September’s Best Resources for CSS3
Cascading Style Sheets Level 3 or CSS3 for short is the next stage CSS. CSS3 can really improve efficiency, both in your development time and page performance. The latest versions of the modern web browsers such as Chrome, Firefox, Safari, and Opera support CSS3.
Microsoft has released recently the first beta version of Internet Explorer 9 (a WinXp version is missing though); Louis Lazaris has put together a nice list with CSS3 properties support in IE9.
Here are the best CSS3 coding techniques and tutorials of September 2010, 33 fresh resources to help keeping up with new technologies.
Enjoy this list of CSS3 demos and experiments, don’t forget to check out the previous CSS3 resources round-ups in case that you missed any.
A sleek image gallery that takes advantage of CSS3 animation, shadows, and the “transform” property to instantly add a smooth hover effect to its images, whereby the image enlarges and moves closer to the user.
Learn how to use CSS3 to display some extra information when hovering an image. This effect can be used for displaying the price of any product in a catalogue or personal details etc.
Learn how to use CSS3 transitions to create nice, animated, semitransparent image captions. Full example and code download included.
This effect can be used by both WordPress and Blogger users. The transition effect of the caption only visible in Webkit browser like Google Chrome.
Using CSS3, we can create beautiful fast loading thumbnail gallery which shows the bigger image on hovering.
SVG can be applied as a mask by using properties mask-image (background) or mask-box-image (border-image). In this demo, I use -webkit-mask-box-image so the mask image (SVG) stretches to fit on avatar images in various sizes.
Learn how to make an menu with rounded corners, a background gradient and a simple hover effect using only CSS3.
There was a goal: Create CSS buttons that are sexy looking, really flexible, but with the most minimalistic markup as possible. And voila.. here they are, the BonBon Buttons.
This is a collection of buttons that show what is possible using CSS3 and other advanced techniques, while maintaining the simplest possible markup. These buttons look best in Chrome and Safari.
This tutorial demonstrates a relatively simple application of CSS3, creating a text-based, “jelly bean” button that will demonstrate the promise – and the pitfalls – of using an emerging website design technology.
Learn how to make a social sharing tab array powered by CSS3, similar to that of the sexy bookmarks WP plugin, with a nice transitional movement.
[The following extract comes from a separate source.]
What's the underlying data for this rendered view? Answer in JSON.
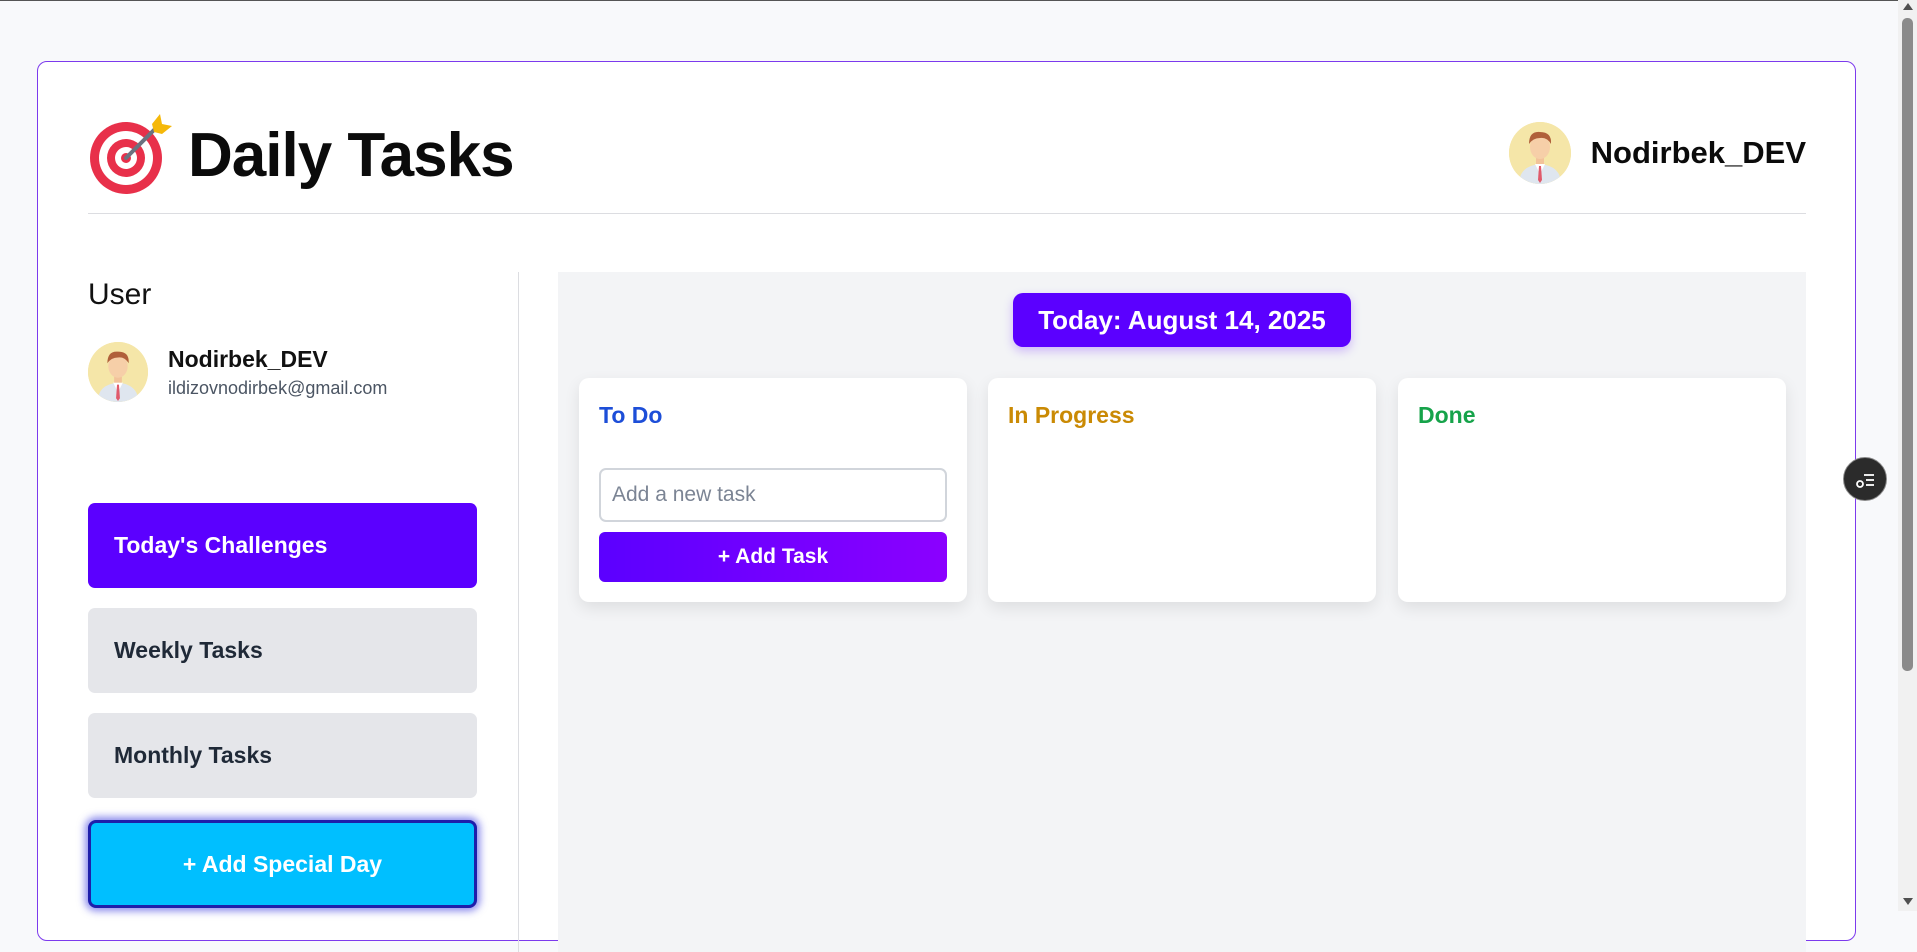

Hover over the ‘network’ graphic to reveal a circle of networking icons which, when hovered increase in size slightly. Using CSS3 for Safari, Chrome, Opera and Firefox v4 beta the icons will fade into view and the enlarging/shrinking of the icons will be smooth.
Multiple background images are mostly proposed as a way of implementing the ‘sliding door‘ technique for elastic or flexible layouts without the need for additional markup.
One of the defining features of print design is the ubiquity of multi-column layouts. And there are a couple of good reasons why this is the case. Read this article for more details.
One CSS3 property that’s been overlooked is the border-image property. The irony here is that what makes this property so useful, is exactly what makes it extremely confusing.
“:traget” One of the new pseudo classes implemented in CSSS 3. Combined with CSS animation. It is very cool and easy to feature to implement.
CSS3’s basic UI module provides several pseudo-classes to help us style those validation states and change a field’s appearance based on the user’s actions. Let’s take a look at combining the two to create a CSS-based form validator that has fairly broad browser support.
Whilst this CSS3 declaration might not be crucial to your project or design and yes it is not supported by all browsers, but it is a fantastic effect that really takes your design one step further.
Fonts on the web are essentially vector based graphics. Learn how to draw a stroke around the individual characters (works in WebKit).
This is an article written in french. Use Google’s service to translate the page to your preferred language.
This tutorial is based on a simple animated experiment that showcases just one of the amazing things you can create using CSS. No images and no scripting were used; everything’s done using HTML and CSS.
Guess the Stars is a little game demo using some 3D perspective, animation and reflections. They are just flat images from IMDb that get rendered with CSS3 into DVD cases. Unfortunately it only works in Safari.
Experiment on how to create an animated pure css3 spiral.
CSS3 title Ribbon. Works in IE9, FF4, C6, O10.
The pseudo :after selector is used to draw a box rotated 45º inside a box that has it’s clip property set to only show 50% of the box, so all you see is the side of a rotated box(aka a triangle).
This is an experiment on how to make some pure CSS social media icons. Is not recommended to use them in a live project as a large portion of your visitors would not see the full effect.
No images, no canvas, just some CSS. Best viewed in a modern browser.